The Falls Church City Manager’s office last week issued a blockbuster updated “Mixed Use Development Fiscal Impact Report” showing that eight completed mixed-use (combined residential and retail) projects that have been built and occupied in the City since The Broadway launched the trend in 2003 collectively have given an enormous boost to the City.
The projects, taken together, generate a net $3.8 million a year to the City, equal to almost nine cents on the real estate tax rate, compared to $571,000 a year that their combined 18.5 acres were generating for the City before.
The net revenue takes into account the projects’ added cost to the City, including to its schools.
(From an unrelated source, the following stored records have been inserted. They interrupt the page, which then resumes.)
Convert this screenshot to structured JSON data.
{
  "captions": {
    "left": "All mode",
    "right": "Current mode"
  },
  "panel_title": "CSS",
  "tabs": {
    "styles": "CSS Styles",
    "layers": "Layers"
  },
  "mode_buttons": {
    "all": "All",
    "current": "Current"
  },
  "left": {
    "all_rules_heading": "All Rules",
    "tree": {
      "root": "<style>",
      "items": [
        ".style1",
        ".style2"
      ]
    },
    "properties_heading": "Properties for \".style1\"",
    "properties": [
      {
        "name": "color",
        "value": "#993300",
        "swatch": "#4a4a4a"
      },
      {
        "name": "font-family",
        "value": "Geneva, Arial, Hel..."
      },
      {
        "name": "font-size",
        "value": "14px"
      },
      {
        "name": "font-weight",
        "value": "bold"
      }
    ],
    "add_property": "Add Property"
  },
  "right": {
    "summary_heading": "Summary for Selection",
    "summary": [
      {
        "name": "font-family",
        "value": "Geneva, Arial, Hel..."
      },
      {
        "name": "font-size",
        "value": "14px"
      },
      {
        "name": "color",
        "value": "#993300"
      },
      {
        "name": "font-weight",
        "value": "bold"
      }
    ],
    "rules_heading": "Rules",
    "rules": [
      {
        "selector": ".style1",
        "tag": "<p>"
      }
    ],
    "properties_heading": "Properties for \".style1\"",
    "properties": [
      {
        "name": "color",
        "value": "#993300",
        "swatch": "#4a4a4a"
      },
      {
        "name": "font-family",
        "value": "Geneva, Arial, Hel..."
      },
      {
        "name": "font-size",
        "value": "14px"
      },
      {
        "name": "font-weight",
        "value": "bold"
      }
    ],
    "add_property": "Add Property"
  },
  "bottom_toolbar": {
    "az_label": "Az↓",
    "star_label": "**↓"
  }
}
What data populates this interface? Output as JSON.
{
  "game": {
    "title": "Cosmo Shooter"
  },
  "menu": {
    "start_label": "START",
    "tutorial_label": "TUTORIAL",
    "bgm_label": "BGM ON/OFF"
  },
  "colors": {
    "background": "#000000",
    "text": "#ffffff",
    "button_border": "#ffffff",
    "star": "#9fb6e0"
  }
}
The gross tax revenues they generate are $10.6 million annually, and the net $3.8 million sum deducts the cost of operational support costs to the City, including the cost of educating the approximately 200 (the estimated range is 174 to 219 as two of the newest projects, 301 West Broad and the Lincoln at Tinner Hill, are not yet fully occupied) students that live in their residences.
The new evaluation also does not include the most recent development, that Target has signed a lease to occupy 26,000 square feet of commercial space on the ground floor of the Lincoln at Tinner Hill. The report notes, however, that the addition of Target will incentivize other smaller retailers to rent spaces in that building or nearby.
Some of the biggest proposed mixed-use projects are still in early stages of gaining approvals for construction from City Hall, as well. Notably, there is the long-awaited 4.3-acre Founders (formerly Mason) Row at the northeastern corner of the W. Broad at N. West Street, the Insight Development project for 2.5 acres at the northeastern corner of the intersection of W. Broad and N. Washington and, the biggest of them all, the 10-acre portion of the 36-acre George Mason High School and Henderson Middle School site, the development policy for which is now under deliberation.
So far the City’s new developments have all been seven stories or less, although there is a push to allow up to 10 stories, or even more, at the campus site, pending a rezoning and subsequent establishment of an overlay district.
With buildings recently completed and under construction in nearby Tysons Corner topping 35 stories, the plans for Falls Church remain relatively modest. In referenda since this latest construction trend began, Falls Church citizens have repeatedly rejected attempts to rein in mixed-use development in the City’s thin commercially-zoned corridors (mostly limited to Broad and Washington Streets).
In the proposed November school bond referendum, the issue will come down to the net cost of the new school to taxpayers, and the promise of a robust development of the 10 acres of the school site for mixed use, including its sale (in the form most likely of a long-term ground lease) for $40 million or more, will be seen as an important, even game-changing. mitigating factor.
In the City’s latest mixed use impact report, it is shown that with the exception of one of the projects — Pearson Square on S. Maple — net revenue yields to the City would be significantly higher than they are.
Pearson Square was originally approved as a 230-unit condominium development but as its construction was underway in 2006, the condo market in the region tanked (it has still not fully recovered). The City approved a request to convert the condos to rental units in 2007 just as the Great Recession was hitting.
(Another victim of the Recession in that period was the ambitious City Center development project with a value of $315 million that reconfigured a good section of the blocks in the immediate S. Washington and W. Broad area. It involved moving the bowling alley, a hotel and more, and had won all the necessary approvals from the City government, but when the recession suddenly dried up access to development funding, it died a swift and unholy death.)
In the case of Pearson Square, however, the larger residential units originally designed as condos in the project turned rentals made it a magnet for families with school aged children, eager to take advantage of the stellar reputation of the Falls Church schools.
Of the eight projects completed since 2003 — The Broadway, the Byron, Pearson Square, the Read Building, the Spectrum, Northgate, 301 W. Broad and the Lincoln at Tinner Hill — Pearson Square accounts for 56 percent of all the school-aged children the projects have enrolled in City schools.
Thus, while originally projected to yield a net $684,196 annually to the City’s tax coffers, it has turned to become the only negative yield project of the eight, costing the City $428,329 a year.
But this is an anomaly compared to the robust net yields of all the other projects, and that also extends to the new ones still on the drawing boards, as they are all designed with smaller rental apartments aimed at attracting a combination of a younger (singles and couples with very young children not yet of school age) demographic and over 55 “active seniors.”
So far, according to the report, the student population in the newest units, the 301 W. Broad and Lincoln at Tinner Hill, is trending below the modelled “low pupil coefficients per housing unit.”
Meanwhile, in addition to the net positive tax impact of these projects, their developers have provided the City with considerable concessions, including a total of $7,036,403 in contributions to the schools and 69 affordable dwelling units.
It is also pointed out that the population growth in the Little City associated with these projects also contributes to the City’s tax revenue base by providing local retailers and service businesses with more customers, needed to make these businesses survive and prosper.
The new “Mixed Use Development Fiscal Impact Report” was slated to be posted to the City’s website this week, according to reports.